The Future of Education

Mark Roosevelt President Antioch College GLI Breakfast speaker Kentucky education IndianaThe team attended Greater Louisville Inc’s Business at Breakfast program this morning where we heard from Mark Roosevelt, President of Ohio’s Antioch College and former Superintendent of Pittsburgh Public Schools.

Roosevelt spoke about “The Future of Education.” He offered a sobering perspective about the state of education saying it is the single greatest threat to our nation’s future, a premise first put forth in the findings of the 1983 Report — “The Nation at Risk: The Imperative for Educational Reform” – published by President Reagan’s National Commission on Excellence in Education.

Roosevelt’s solutions, that he readily acknowledges will upset many, center around five key areas:

  1. Time – extending the school day and school year. He said that by the time a Korean student finishes high school, he will have been in school four years longer than an American High School graduate.
  2. Money – While not a proponent of throwing more money at the problem, he said funding needs to be stabilized and protected regardless of the current economic conditions.
  3. Systems – We need a systematic approach to education on a national level. As a country, he noted that we are generally hostile to national planning and national systems. Roosevelt sited Germany as an example. He said they are “cleaning our clock.”
  4. Human Resources – We must attract our best talent to the teaching profession. In Finland, only 1 out of every 7 applicants to education schools is accepted.
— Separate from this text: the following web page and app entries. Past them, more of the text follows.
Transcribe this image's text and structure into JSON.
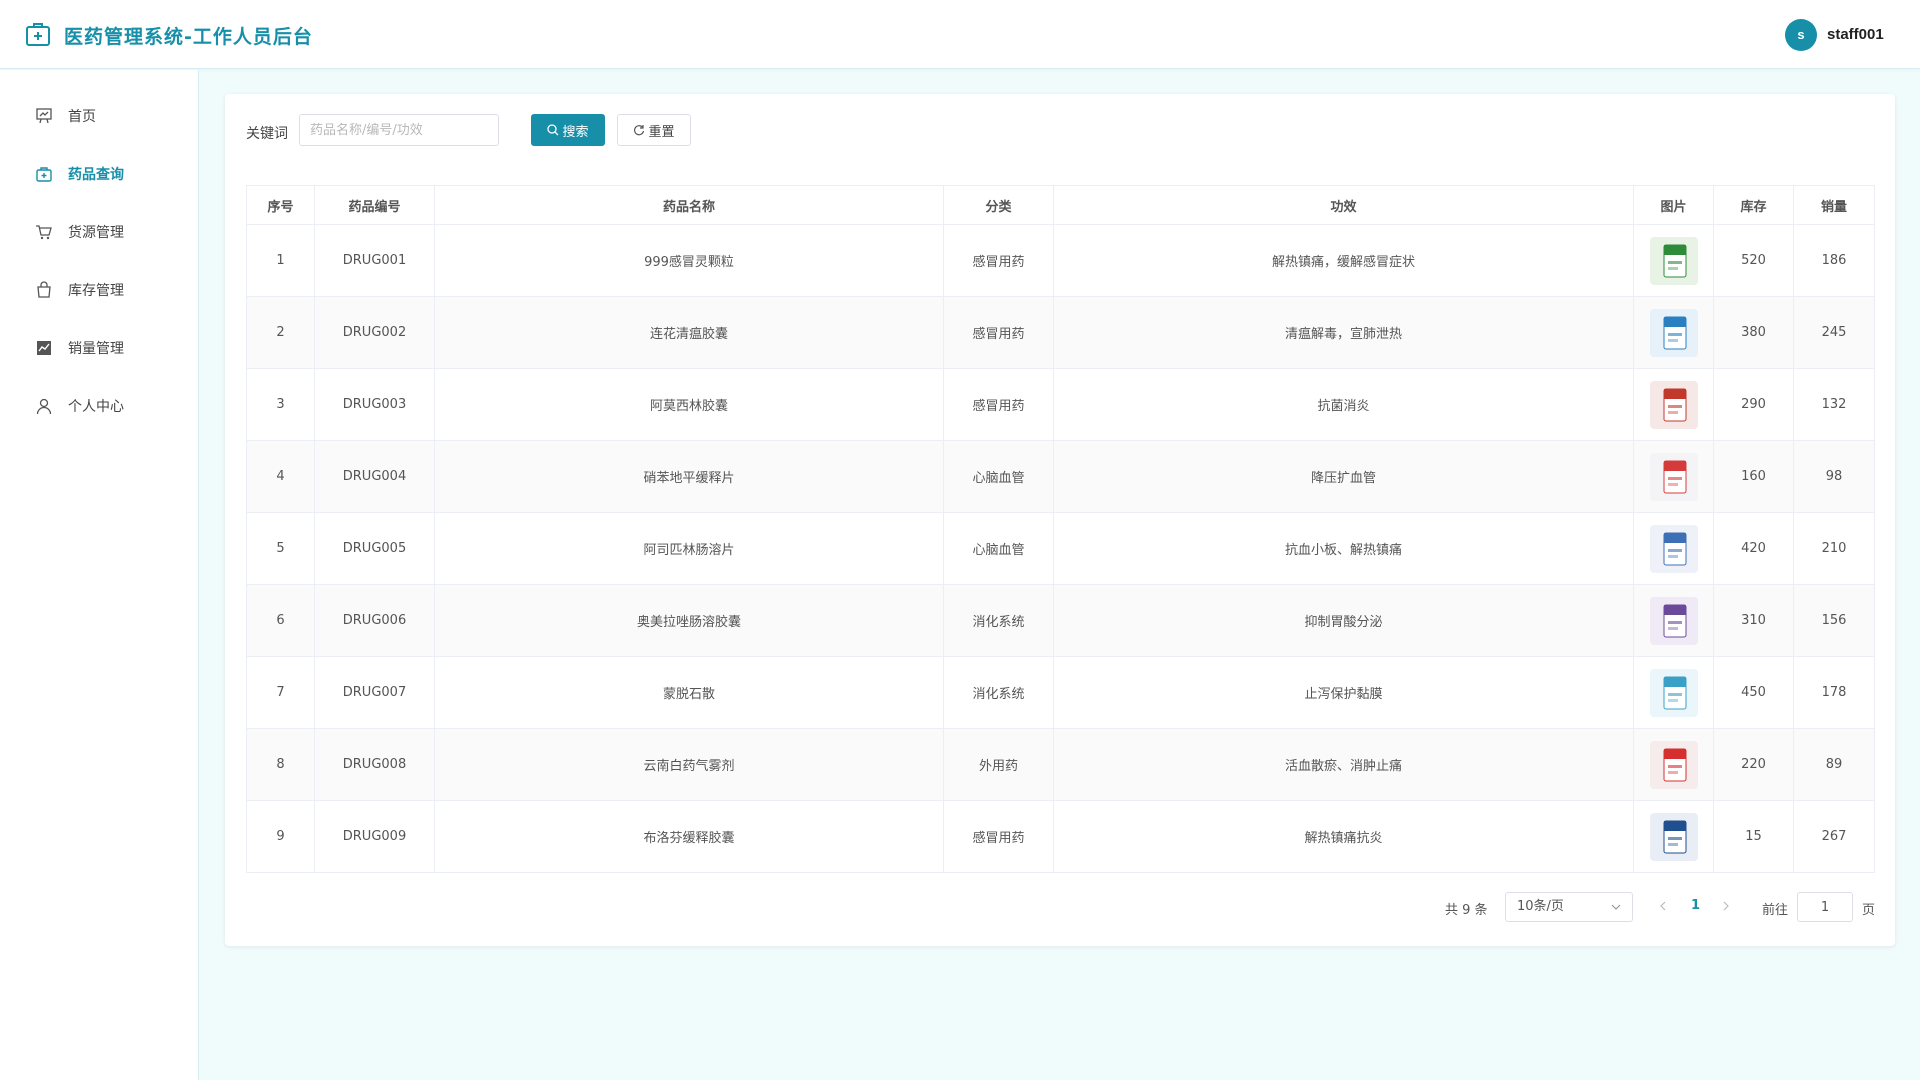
{
  "header": {
    "title": "医药管理系统-工作人员后台",
    "avatar_letter": "s",
    "username": "staff001",
    "accent_color": "#178fa8"
  },
  "sidebar": {
    "items": [
      {
        "label": "首页",
        "icon": "dashboard-icon",
        "active": false
      },
      {
        "label": "药品查询",
        "icon": "medical-kit-icon",
        "active": true
      },
      {
        "label": "货源管理",
        "icon": "cart-icon",
        "active": false
      },
      {
        "label": "库存管理",
        "icon": "bag-icon",
        "active": false
      },
      {
        "label": "销量管理",
        "icon": "sales-chart-icon",
        "active": false
      },
      {
        "label": "个人中心",
        "icon": "user-icon",
        "active": false
      }
    ]
  },
  "search": {
    "label": "关键词",
    "placeholder": "药品名称/编号/功效",
    "value": "",
    "search_label": "搜索",
    "reset_label": "重置"
  },
  "table": {
    "columns": [
      "序号",
      "药品编号",
      "药品名称",
      "分类",
      "功效",
      "图片",
      "库存",
      "销量"
    ],
    "rows": [
      {
        "index": "1",
        "code": "DRUG001",
        "name": "999感冒灵颗粒",
        "category": "感冒用药",
        "effect": "解热镇痛，缓解感冒症状",
        "image": "drug-box-green",
        "stock": "520",
        "sales": "186"
      },
      {
        "index": "2",
        "code": "DRUG002",
        "name": "连花清瘟胶囊",
        "category": "感冒用药",
        "effect": "清瘟解毒，宣肺泄热",
        "image": "drug-box-blue",
        "stock": "380",
        "sales": "245"
      },
      {
        "index": "3",
        "code": "DRUG003",
        "name": "阿莫西林胶囊",
        "category": "感冒用药",
        "effect": "抗菌消炎",
        "image": "drug-box-red",
        "stock": "290",
        "sales": "132"
      },
      {
        "index": "4",
        "code": "DRUG004",
        "name": "硝苯地平缓释片",
        "category": "心脑血管",
        "effect": "降压扩血管",
        "image": "drug-box-white-red",
        "stock": "160",
        "sales": "98"
      },
      {
        "index": "5",
        "code": "DRUG005",
        "name": "阿司匹林肠溶片",
        "category": "心脑血管",
        "effect": "抗血小板、解热镇痛",
        "image": "drug-bottle-blue",
        "stock": "420",
        "sales": "210"
      },
      {
        "index": "6",
        "code": "DRUG006",
        "name": "奥美拉唑肠溶胶囊",
        "category": "消化系统",
        "effect": "抑制胃酸分泌",
        "image": "drug-box-purple",
        "stock": "310",
        "sales": "156"
      },
      {
        "index": "7",
        "code": "DRUG007",
        "name": "蒙脱石散",
        "category": "消化系统",
        "effect": "止泻保护黏膜",
        "image": "drug-sachet",
        "stock": "450",
        "sales": "178"
      },
      {
        "index": "8",
        "code": "DRUG008",
        "name": "云南白药气雾剂",
        "category": "外用药",
        "effect": "活血散瘀、消肿止痛",
        "image": "drug-spray-red",
        "stock": "220",
        "sales": "89"
      },
      {
        "index": "9",
        "code": "DRUG009",
        "name": "布洛芬缓释胶囊",
        "category": "感冒用药",
        "effect": "解热镇痛抗炎",
        "image": "drug-box-navy",
        "stock": "15",
        "sales": "267"
      }
    ]
  },
  "pagination": {
    "total_text": "共 9 条",
    "page_size": "10条/页",
    "current_page": "1",
    "goto_label": "前往",
    "goto_value": "1",
    "goto_suffix": "页"
  }
}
It is a profession with great status and honor. That’s not the case in America.
  5. Governance – there are 15,120 boards of education in America, each with their own curriculum, their own school to work program, etc. He said this localized approach doesn’t work and contributes to our failure.

Roosevelt didn’t limit his criticism to just K-12 and indicated that in general our colleges are academically adrift and lack the necessary rigor.
He said that ultimately it will take everyone’s involvement and attention – a cultural shift where we redefine what a hero is and to “stop celebrating swagger over work.”

Roosevelt shared a quote from Antioch College founder Horace Mann – “Be ashamed to die until you have won some victory for humanity.”

A harsh assessment, perhaps, but one that should serve to inspire us all to take action. And many in our region already are taking on the challenge.

What are your thoughts?